*Problem details:* From the entries, copy every line that carries the string "visualizaciones".

*Dataset records:*
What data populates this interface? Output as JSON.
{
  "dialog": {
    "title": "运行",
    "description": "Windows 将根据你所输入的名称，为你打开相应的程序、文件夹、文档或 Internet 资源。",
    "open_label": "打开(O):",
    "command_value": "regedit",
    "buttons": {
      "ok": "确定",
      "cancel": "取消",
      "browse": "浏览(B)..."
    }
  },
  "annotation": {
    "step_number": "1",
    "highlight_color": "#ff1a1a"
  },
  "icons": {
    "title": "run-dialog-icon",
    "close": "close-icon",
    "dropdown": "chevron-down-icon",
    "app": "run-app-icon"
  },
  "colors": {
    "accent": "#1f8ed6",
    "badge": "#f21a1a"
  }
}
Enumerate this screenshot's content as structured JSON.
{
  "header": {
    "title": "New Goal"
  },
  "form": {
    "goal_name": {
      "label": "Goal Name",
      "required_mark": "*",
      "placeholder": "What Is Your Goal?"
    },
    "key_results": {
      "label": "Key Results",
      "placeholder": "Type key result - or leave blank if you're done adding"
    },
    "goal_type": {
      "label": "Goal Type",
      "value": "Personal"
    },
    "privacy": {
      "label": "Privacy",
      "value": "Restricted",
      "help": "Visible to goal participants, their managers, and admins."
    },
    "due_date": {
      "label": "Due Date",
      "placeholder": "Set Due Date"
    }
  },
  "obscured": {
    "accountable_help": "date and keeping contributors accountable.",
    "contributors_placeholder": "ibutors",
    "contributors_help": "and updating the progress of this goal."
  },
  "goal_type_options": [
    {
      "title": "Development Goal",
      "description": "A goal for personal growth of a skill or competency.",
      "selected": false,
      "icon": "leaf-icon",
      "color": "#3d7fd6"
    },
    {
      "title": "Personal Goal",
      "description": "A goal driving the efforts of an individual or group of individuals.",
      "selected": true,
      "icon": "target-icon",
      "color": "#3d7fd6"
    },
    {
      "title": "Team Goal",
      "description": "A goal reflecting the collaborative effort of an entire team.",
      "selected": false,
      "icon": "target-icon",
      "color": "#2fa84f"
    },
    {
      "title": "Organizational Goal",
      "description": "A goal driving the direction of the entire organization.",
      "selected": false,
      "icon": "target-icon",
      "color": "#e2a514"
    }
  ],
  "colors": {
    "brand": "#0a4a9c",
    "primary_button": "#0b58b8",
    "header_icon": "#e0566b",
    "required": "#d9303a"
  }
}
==
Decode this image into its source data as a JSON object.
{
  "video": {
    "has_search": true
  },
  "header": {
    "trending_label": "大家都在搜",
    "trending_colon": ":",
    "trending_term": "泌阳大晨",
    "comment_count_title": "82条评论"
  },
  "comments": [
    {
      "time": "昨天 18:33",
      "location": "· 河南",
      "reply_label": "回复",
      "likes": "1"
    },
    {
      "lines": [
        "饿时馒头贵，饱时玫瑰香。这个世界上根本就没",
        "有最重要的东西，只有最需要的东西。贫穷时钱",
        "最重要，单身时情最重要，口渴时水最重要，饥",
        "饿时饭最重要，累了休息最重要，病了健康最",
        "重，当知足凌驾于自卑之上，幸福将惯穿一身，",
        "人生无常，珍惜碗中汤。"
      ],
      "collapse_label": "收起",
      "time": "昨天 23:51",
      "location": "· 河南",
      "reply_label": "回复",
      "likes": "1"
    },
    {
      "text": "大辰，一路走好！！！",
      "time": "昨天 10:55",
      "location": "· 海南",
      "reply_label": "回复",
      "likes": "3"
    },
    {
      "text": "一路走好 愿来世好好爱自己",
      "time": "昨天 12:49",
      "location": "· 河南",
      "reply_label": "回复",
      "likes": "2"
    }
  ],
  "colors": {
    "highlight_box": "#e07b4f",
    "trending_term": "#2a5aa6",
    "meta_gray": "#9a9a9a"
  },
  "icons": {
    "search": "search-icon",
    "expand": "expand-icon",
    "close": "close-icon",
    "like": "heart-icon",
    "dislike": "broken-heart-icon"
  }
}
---
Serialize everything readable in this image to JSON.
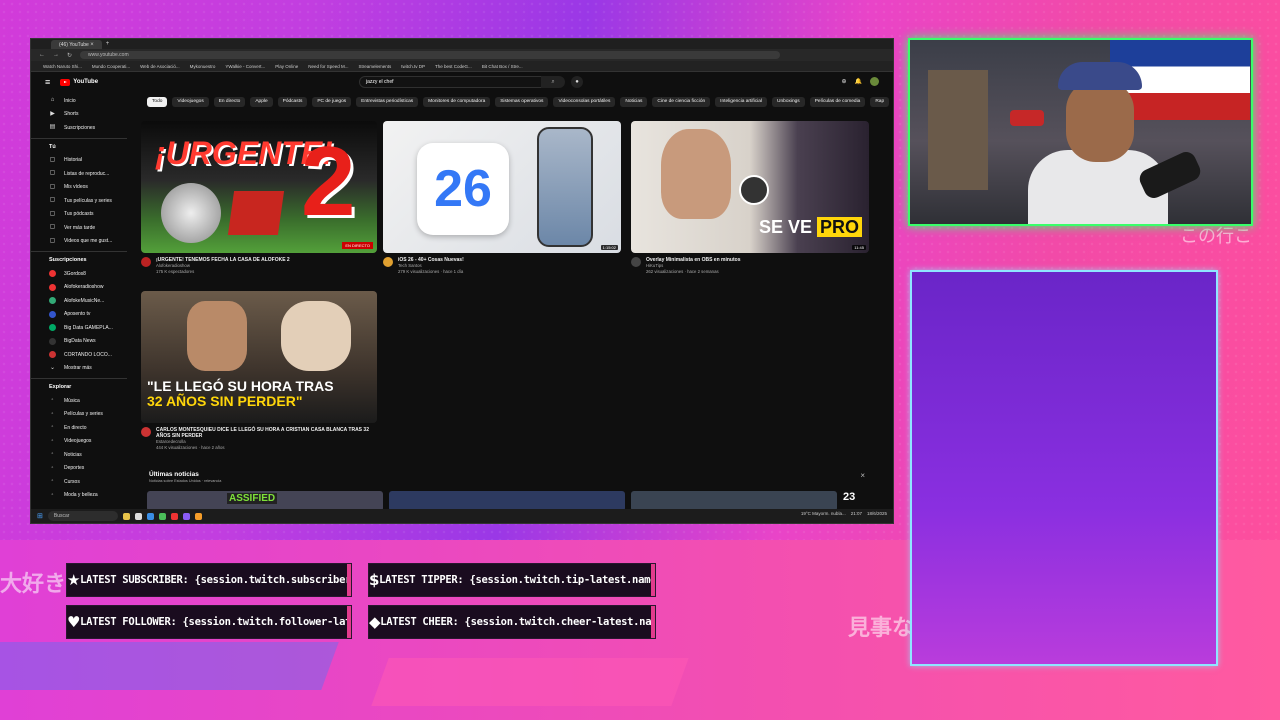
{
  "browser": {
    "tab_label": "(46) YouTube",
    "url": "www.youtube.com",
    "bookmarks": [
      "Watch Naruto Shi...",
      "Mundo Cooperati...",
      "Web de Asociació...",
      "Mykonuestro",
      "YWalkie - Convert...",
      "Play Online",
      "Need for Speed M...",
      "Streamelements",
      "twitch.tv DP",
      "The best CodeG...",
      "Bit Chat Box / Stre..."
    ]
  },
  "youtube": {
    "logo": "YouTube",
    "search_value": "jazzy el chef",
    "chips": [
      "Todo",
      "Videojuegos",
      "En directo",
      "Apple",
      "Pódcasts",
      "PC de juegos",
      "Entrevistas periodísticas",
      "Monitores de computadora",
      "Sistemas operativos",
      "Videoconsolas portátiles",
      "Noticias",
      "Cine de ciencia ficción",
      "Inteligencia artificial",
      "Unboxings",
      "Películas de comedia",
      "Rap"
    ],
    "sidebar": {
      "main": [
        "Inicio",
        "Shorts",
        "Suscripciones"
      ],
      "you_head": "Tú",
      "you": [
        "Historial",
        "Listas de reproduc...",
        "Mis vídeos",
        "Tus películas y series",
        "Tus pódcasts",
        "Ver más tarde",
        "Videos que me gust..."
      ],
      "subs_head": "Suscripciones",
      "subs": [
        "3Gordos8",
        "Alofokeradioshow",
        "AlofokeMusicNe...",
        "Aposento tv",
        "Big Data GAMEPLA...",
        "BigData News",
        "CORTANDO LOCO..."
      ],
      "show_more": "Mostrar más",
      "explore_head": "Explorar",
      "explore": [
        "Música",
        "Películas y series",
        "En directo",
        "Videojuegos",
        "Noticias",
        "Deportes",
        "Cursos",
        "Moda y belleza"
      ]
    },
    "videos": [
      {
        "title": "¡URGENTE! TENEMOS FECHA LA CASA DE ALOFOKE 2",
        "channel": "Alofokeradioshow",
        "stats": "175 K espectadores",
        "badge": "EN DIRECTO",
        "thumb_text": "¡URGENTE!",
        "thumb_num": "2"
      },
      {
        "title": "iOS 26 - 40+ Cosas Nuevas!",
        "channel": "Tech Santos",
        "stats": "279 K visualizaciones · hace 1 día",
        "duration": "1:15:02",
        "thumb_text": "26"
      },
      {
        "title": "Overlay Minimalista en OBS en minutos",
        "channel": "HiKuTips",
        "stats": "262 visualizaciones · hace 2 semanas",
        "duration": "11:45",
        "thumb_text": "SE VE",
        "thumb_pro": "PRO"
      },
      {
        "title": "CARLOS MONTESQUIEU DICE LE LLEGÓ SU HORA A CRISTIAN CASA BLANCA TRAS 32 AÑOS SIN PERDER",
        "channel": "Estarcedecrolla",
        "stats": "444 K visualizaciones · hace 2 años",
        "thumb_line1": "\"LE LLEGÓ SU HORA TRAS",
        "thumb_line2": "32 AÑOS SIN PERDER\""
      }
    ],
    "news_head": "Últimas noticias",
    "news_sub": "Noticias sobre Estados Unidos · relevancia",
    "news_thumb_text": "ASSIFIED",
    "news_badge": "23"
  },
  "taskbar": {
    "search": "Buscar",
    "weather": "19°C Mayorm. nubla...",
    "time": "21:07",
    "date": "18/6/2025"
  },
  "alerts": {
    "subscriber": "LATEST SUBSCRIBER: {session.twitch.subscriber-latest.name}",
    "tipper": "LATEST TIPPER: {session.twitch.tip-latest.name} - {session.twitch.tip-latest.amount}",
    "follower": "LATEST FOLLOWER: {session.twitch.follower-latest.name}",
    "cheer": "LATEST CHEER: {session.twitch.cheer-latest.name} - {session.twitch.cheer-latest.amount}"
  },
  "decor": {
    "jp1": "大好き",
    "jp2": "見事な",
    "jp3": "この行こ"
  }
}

*Your response:*
        "stats": "279 K visualizaciones · hace 1 día",
        "stats": "262 visualizaciones · hace 2 semanas",
        "stats": "444 K visualizaciones · hace 2 años",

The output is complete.